Nature reports that physicists can’t seem to get straight what the measurements are of the invisible objects they invented. I’ve disproved the existence of subatomic particles here, and I demonstrated the desperate dishonesty of the scientific establishment here. Unfortunately the latter link no longer contains a working video; it’s very likely that Harvard ordered it taken down due to my bringing attention to the scandal.
Notice that, on the assumption that my thesis is correct, there is no longer any mystery about the measurement of protons, because there are no protons to measure.
We should be very grateful for the work of Ingo Sick and John Arrington, the whistle-blowers cited in the Nature piece.
Update: Hamish Johnston has written a nice piece on how the Nature report radically undermines quantum mechanics.
Today Google is celebrating the 155th birthday of Heinrich Hertz. Never mind that the poor fellow is dead (!).

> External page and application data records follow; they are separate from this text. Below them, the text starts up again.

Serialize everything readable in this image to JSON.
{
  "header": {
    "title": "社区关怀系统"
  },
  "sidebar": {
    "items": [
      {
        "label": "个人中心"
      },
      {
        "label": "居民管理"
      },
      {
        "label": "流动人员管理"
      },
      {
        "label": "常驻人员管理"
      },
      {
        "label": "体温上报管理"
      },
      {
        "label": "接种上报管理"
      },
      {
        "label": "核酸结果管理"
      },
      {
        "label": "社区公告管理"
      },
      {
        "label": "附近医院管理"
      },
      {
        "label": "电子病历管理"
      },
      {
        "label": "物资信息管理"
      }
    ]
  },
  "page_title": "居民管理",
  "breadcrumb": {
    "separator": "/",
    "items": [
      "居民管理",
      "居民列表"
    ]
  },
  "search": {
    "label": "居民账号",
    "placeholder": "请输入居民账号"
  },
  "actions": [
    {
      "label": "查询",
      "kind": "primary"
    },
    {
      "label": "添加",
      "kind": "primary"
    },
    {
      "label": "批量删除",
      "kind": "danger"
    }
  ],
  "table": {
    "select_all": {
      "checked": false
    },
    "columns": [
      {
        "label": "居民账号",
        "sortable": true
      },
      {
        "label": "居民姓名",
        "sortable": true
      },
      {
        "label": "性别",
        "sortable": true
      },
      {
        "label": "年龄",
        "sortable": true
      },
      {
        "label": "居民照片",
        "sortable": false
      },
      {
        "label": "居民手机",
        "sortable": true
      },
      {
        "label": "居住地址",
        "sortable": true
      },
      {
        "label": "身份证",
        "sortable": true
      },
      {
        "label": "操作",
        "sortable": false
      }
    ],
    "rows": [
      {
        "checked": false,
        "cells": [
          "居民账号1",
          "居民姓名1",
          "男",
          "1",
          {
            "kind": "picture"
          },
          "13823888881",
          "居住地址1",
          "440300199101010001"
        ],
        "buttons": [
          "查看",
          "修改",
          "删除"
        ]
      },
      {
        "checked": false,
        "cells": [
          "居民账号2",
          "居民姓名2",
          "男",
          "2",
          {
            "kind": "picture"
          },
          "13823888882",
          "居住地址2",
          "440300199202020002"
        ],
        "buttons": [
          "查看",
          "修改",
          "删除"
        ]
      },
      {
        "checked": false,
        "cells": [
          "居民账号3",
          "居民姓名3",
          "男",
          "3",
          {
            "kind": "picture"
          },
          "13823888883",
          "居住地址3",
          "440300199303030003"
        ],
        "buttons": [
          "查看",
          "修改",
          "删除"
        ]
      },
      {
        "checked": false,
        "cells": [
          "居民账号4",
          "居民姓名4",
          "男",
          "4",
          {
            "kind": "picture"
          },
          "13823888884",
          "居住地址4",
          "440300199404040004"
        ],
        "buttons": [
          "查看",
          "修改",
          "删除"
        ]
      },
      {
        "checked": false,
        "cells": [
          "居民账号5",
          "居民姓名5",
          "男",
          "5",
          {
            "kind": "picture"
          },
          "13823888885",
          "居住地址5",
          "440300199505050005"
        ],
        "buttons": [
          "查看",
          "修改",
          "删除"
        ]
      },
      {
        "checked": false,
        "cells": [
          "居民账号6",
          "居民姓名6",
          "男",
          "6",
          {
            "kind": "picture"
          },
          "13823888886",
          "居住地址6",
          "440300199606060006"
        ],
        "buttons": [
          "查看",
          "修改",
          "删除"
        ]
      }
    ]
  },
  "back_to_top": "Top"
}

According to the Christian Scientist Monitor, Hertz (no relation to Heinrich Himmler, who did not like Hertz very much) is responsible for revealing the “invisible world.” Devoted (really devoted) readers of this blog will recall that I’ve taken on this so-called invisible world here, and blown the lid off Harvard’s covering up its unreality here. Recently, of course, Tulane professor John Armstrong has shown that advocates of the invisible world (under the technobabble “electromagnetism”) use phony math. In that post’s comment thread, mathematician Greg Friedman agrees, going further in saying that “the entire subject is a fiction.”
So – why are we celebrating this Hertz character? He has done more damage to science education in the English-speaking world than I care to imagine.
In fact, it hertz me to imagine.
Several of you are familiar with the bestiality controversy surrounding Marc Hauser, right here in Cambridge.
Less reported by the media is the embarrassing revelation, now viral on over 100,000 Youtubes, that Harvard has been using video games, spliced with scenes from the more recent installments of the Star Wars franchise, to teach its students subatomic biology. See the offending video here, leaked by the Swedish watchdog organization Ardalan Biology:
This shameful behavior is indicative of the increasingly hot water in which subatomic scientists find themselves drowning. Believing in non-observational objects is one thing; believing in video games and Star Wars is another.
Scientists believe in fairies; they call them electrons. That’s just a language game, and we all know what Wittgenstein uncontroversially proved about language games.
Supposedly there are these magical little floating things and here are their essential properties:
1) We can’t see them
2) They hold everything together
That sounds to me a lot like fairies. And you might say, “Well, there are different types. Protons, electrons, etc. etc. quarks whatever.” So the fairy creatures come in different races, so what? Now I’m not one to doubt the existence of fairies. Frankly I see no evidence of their non-existence and you can’t prove a negative. But let’s stop teaching that there is anything scientific about them. No one has ever even seen one, and noted anthropologist Sam Harris has explained that this is the key feature of myth. The subatomic world (actually Latin for “below the earth” – and where do fairies live exactly? yep.) is false as traditionally explained. And the diagrams shown to children are simply outrageous.